• WHAT TO DO: If a line in the data below contains "publishers", copy it.

• EXTRACTED INFORMATION:

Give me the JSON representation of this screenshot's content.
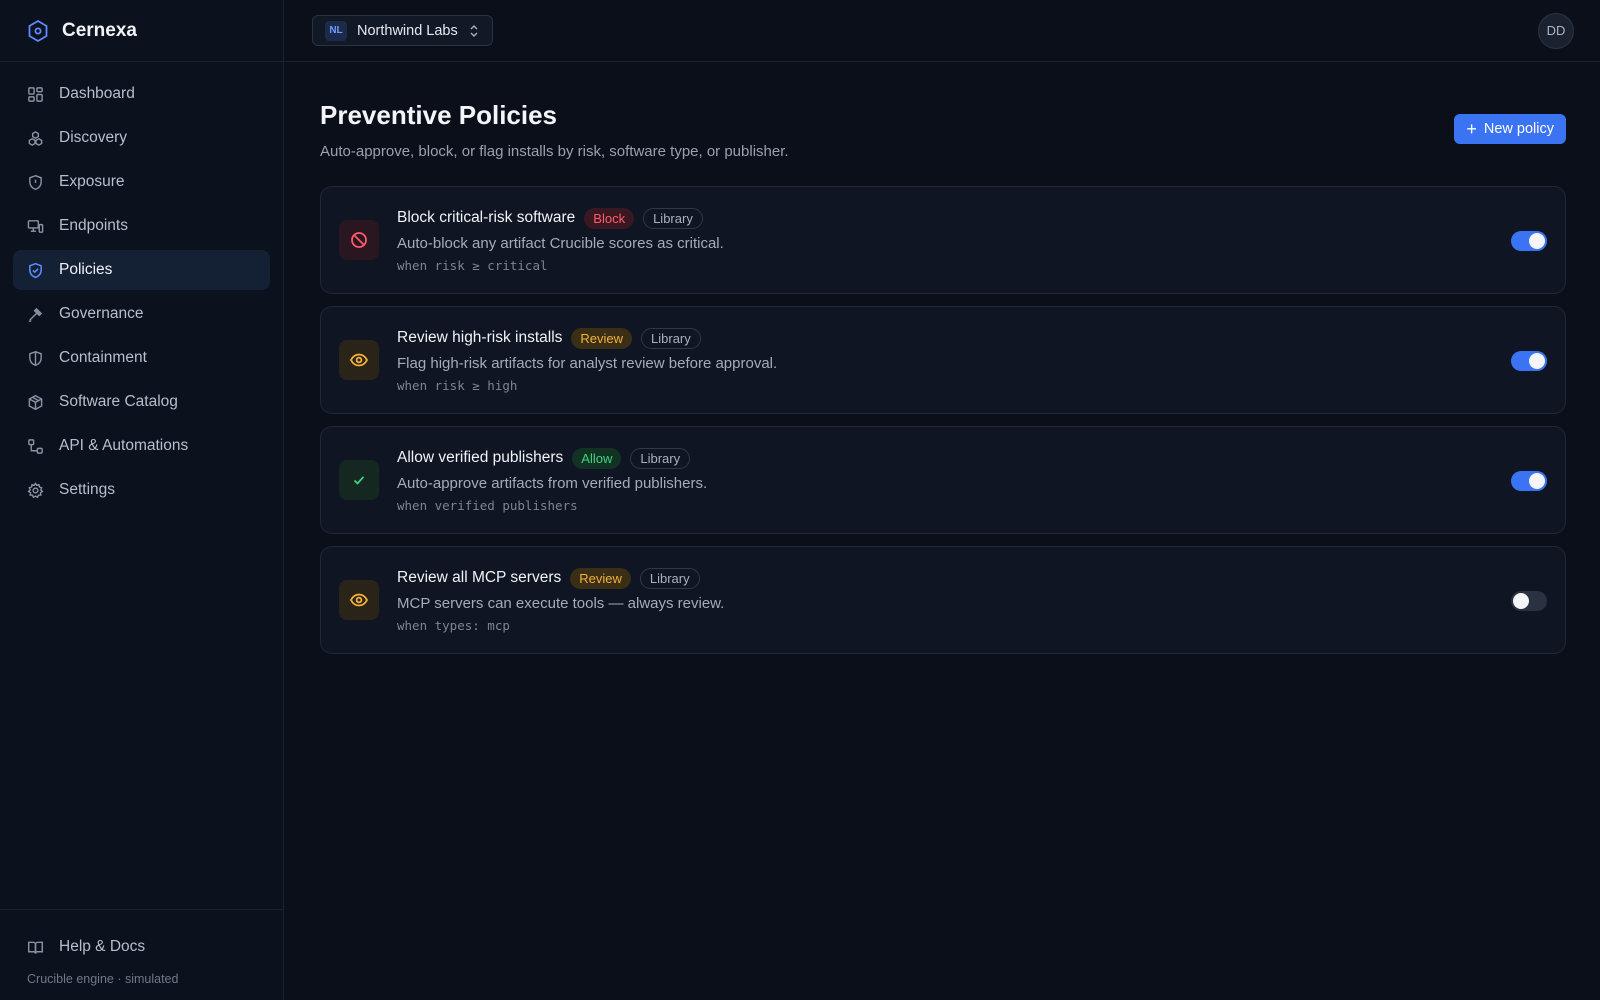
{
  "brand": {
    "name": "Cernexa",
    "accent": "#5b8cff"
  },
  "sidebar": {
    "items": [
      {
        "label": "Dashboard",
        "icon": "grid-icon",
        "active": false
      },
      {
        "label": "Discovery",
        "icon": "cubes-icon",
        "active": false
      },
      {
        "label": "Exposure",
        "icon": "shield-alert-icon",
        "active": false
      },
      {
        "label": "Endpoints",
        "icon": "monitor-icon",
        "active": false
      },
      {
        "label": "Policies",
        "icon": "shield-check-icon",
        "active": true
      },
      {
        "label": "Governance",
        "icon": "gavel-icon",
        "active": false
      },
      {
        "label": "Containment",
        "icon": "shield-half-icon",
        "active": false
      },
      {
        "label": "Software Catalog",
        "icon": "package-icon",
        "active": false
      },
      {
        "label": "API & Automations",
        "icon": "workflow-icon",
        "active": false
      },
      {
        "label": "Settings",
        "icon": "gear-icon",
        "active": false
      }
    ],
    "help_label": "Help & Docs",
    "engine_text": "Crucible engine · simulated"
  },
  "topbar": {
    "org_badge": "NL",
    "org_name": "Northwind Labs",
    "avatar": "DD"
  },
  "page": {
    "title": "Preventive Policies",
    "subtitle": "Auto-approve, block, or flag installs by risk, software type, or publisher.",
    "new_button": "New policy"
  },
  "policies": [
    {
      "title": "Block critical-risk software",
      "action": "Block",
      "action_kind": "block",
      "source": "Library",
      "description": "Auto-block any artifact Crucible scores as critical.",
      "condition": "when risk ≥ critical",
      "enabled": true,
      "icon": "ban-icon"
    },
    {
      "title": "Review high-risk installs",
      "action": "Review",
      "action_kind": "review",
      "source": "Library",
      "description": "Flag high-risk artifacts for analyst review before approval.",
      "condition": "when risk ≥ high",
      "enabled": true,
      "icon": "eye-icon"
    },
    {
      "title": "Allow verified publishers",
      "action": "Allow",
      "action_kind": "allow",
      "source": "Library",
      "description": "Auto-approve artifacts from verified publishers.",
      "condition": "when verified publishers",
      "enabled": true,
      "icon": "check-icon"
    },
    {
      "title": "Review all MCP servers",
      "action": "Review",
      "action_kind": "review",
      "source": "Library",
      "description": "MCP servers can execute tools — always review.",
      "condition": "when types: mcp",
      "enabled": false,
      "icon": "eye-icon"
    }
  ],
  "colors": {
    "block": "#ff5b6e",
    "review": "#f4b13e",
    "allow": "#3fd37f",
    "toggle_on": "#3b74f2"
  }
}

• PROBLEM SOLUTION:
      "title": "Allow verified publishers",
      "description": "Auto-approve artifacts from verified publishers.",
      "condition": "when verified publishers",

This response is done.